Montgomery Locks project to be completed with $857 million federal boostView Source
Chrissy Suttles, Beaver County Times
·4 min read
INDUSTRY — Engineers will complete a yearslong venture to restore the aging Montgomery Locks in Beaver County thanks to a new round of federal funding.
U.S. Sen. Bob Casey, D-Scranton, and U.S. Rep. Conor Lamb, D-17, on Wednesday said the Pittsburgh U.S. Army Corps of Engineers will receive more than $857 million of President Joe Biden’s $1.2 trillion infrastructure spending package for its Upper Ohio Navigation project.
The $2.6 billion plan involves replacing and expanding chambers at the Emsworth, Dashields and Montgomery locks and dams along the Ohio River.
“If this system were to break down, the economy of a large segment of America would be adversely impacted because of the failure to move commodities through the waterway system,” Casey said.

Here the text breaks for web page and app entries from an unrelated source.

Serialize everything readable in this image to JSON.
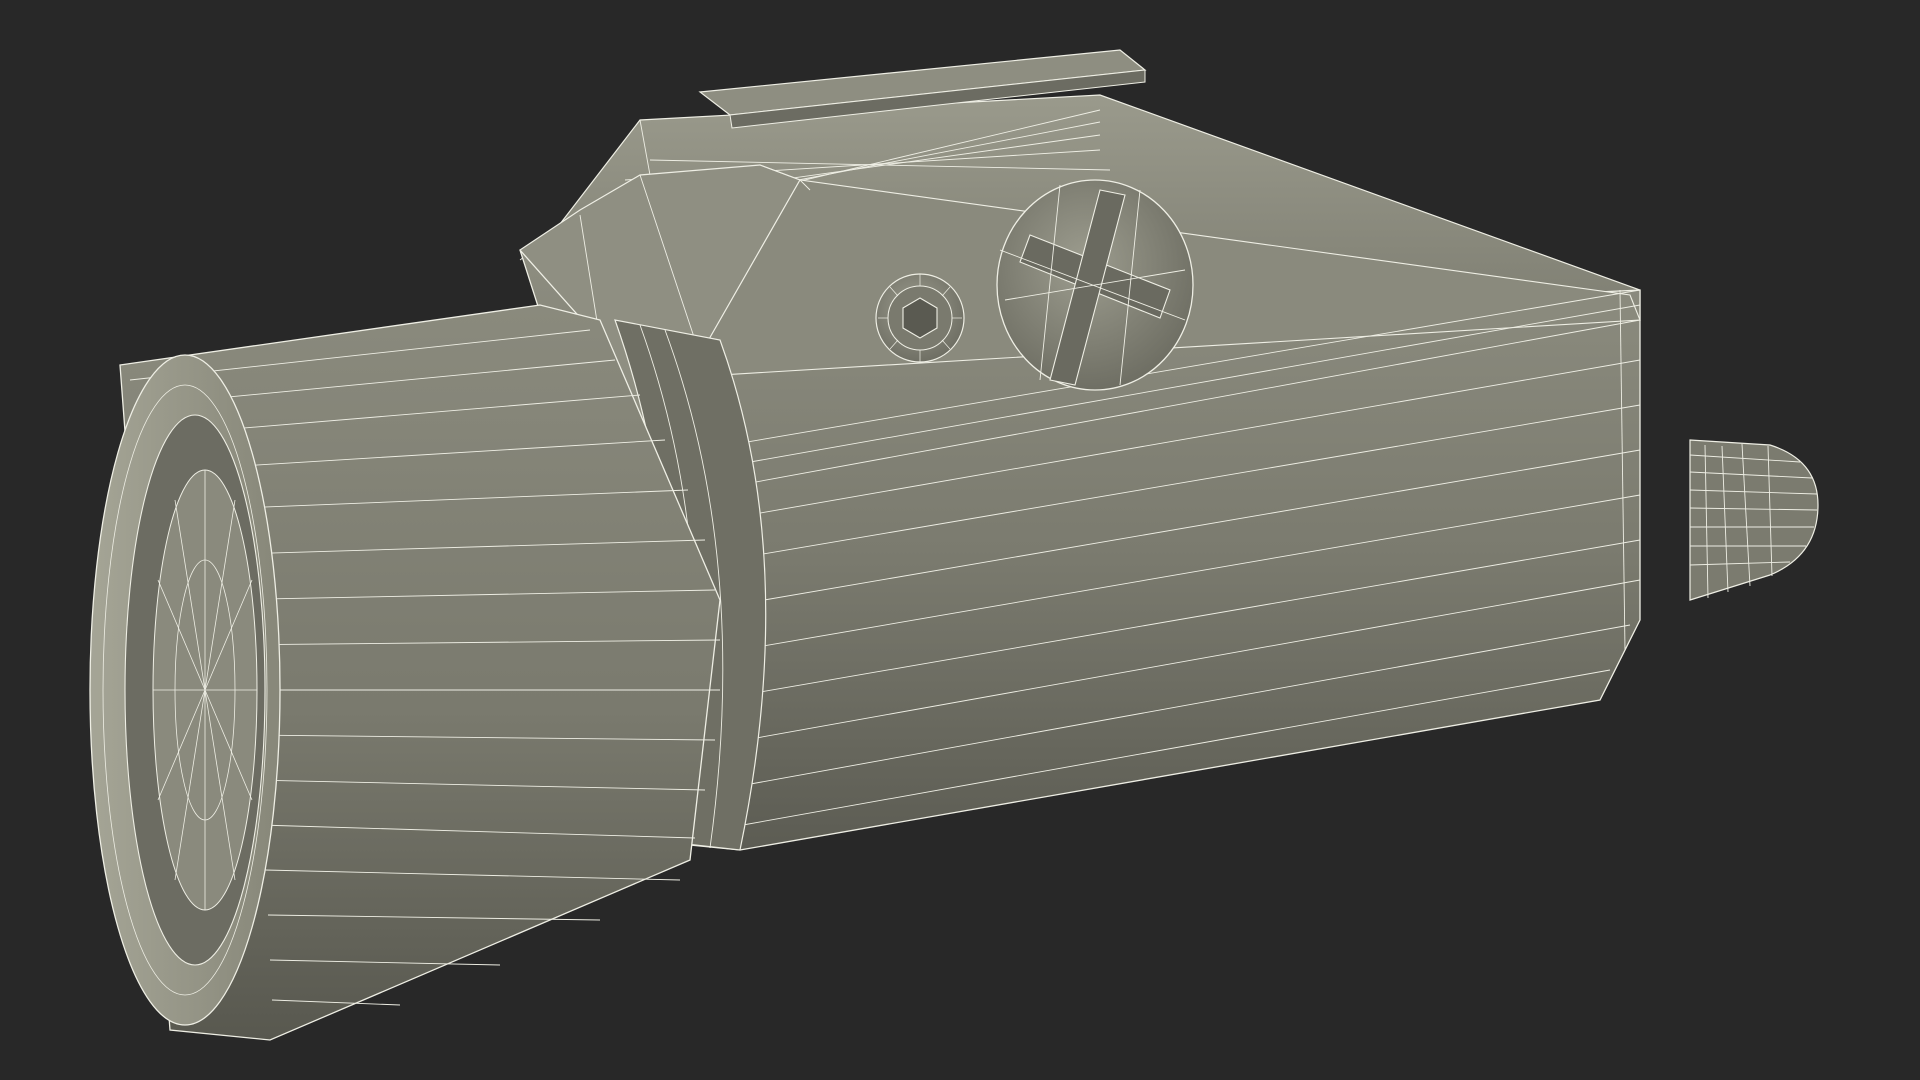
{
  "scene": {
    "subject": "weapon-light-wireframe-render",
    "background_color": "#282828",
    "surface_color": "#7d7d70",
    "surface_shadow_color": "#5f5f55",
    "surface_highlight_color": "#a3a394",
    "wire_color": "#eeeee4",
    "icons": [
      "hex-screw-icon",
      "slotted-knob-icon"
    ]
  }
}
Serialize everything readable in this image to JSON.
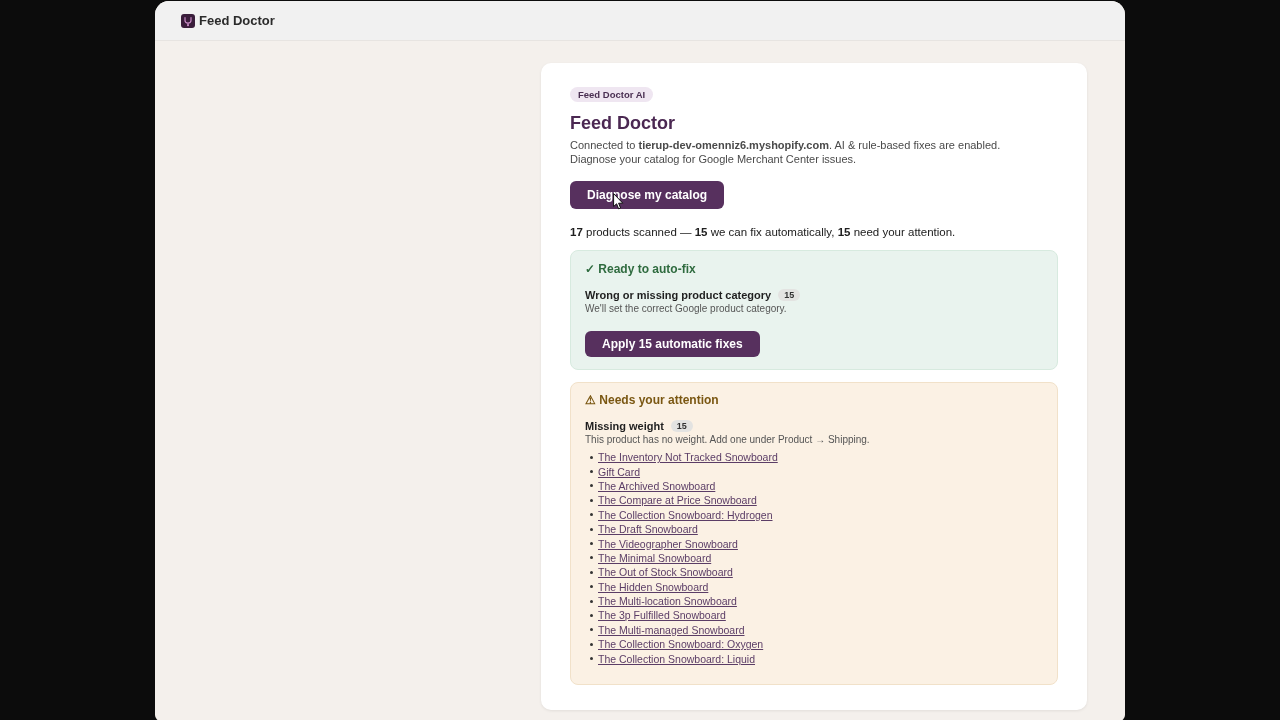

The "unprecedented" funding will be used to complete work on Industry’s Montgomery Locks, built in the 1930s and now exhibiting significant deterioration. A catastrophic failure at the site would halt river traffic and likely hamper work at Shell’s ethane cracker plant nearby. The system has a 50% chance of failure by 2028 and an average of 300 commercial lockages each month.
Mary Ann Bucci, Port of Pittsburgh Commission executive director, said there’s already a crack that leaks water between the two walls of Montgomery's chambers.
“If that wall collapses, both chambers would be non-functional and you close the Port of Pittsburgh,” she said, adding this would completely shut down regional commerce and may affect municipal drinking water.
The Upper Ohio River locks are estimated to facilitate the transport of 15 to 20 million tons of commodities annually in the next 50 years.
“(This funding) means we can put that out to bid all at one time and keep the project moving forward,” Bucci said. “Unlike the Lower Mon Project, which went piece by piece, year by year with whatever dollars we got. We end up in year 28 of a 10-year project. That will not happen at the Montgomery Locks and Dam.”
Now that Montgomery is fully funded, Bucci said Emsworth is the next priority with Dashields not far behind. Regionally, transportation through Emsworth, Dashields and Montgomery is expected to support 3,800 full-time jobs annually.
“It’s not just investment in Montgomery...but a reinventing of the portal to Pittsburgh,” said Darrin Kelly, Allegheny County Labor Council president. “Not just what’s coming out, it’s what coming back in...This will allow larger ships to come through.”
Lamb said Wednesday's news “builds on years of bipartisan work and progress” to secure funding for the system.
“River traffic is something few people think about unless it is shut down,” he said, adding that if Montgomery were to collapse “we could lose thousands of jobs and add thousands of trucks to our roads, meaning more pollution and traffic.”
“This funding is essential and the result of years of advocacy and old-fashioned, hard legislative work,” he said.
What we can expect from the infrastructure law
Pennsylvania is slated to receive roughly $18 billion from the $1.2 trillion infrastructure spending deal passed by Congress and signed by President Joe Biden in November. With the option to apply for additional funds, the state could see as much as $50 billion in the coming years.
Although the money may take some time to travel to local communities, funding can be used to improve roads, bridges, public transit and drinking water. This includes $11.3 billion for highway projects, $1.6 billion for bridge repairs and $4.2 billion for public transit and water systems over five years.
The $1.4 billion to improve water infrastructure, such as replacing lead pipes, may be welcome news to thousands of Beaver County residents who frequently deal with line breaks, century-old cast iron and lead pipes and rising water prices.
Pennsylvania was recently awarded its first $240 million from the package; Gov. Tom Wolf has prioritized lead remediation and reducing contaminants like “forever chemicals” known as PFAS in drinking water.
The U.S. Department of Transportation’s Federal Aviation Administration already awarded its first round of $70.7 million to Pennsylvania’s 62 airports, including more than $11 million to Pittsburgh International Airport and $295,000 to Beaver County Airport for investments in runways, taxiways, safety, terminals and roadways.
Chrissy Suttles covers business, energy and environment for the Beaver County Times and the USAToday Network. Contact her at firstname.lastname@example.org and follow her on Twitter @ChrissySuttles.
This article originally appeared on Beaver County Times: Montgomery Locks project to be completed with federal boost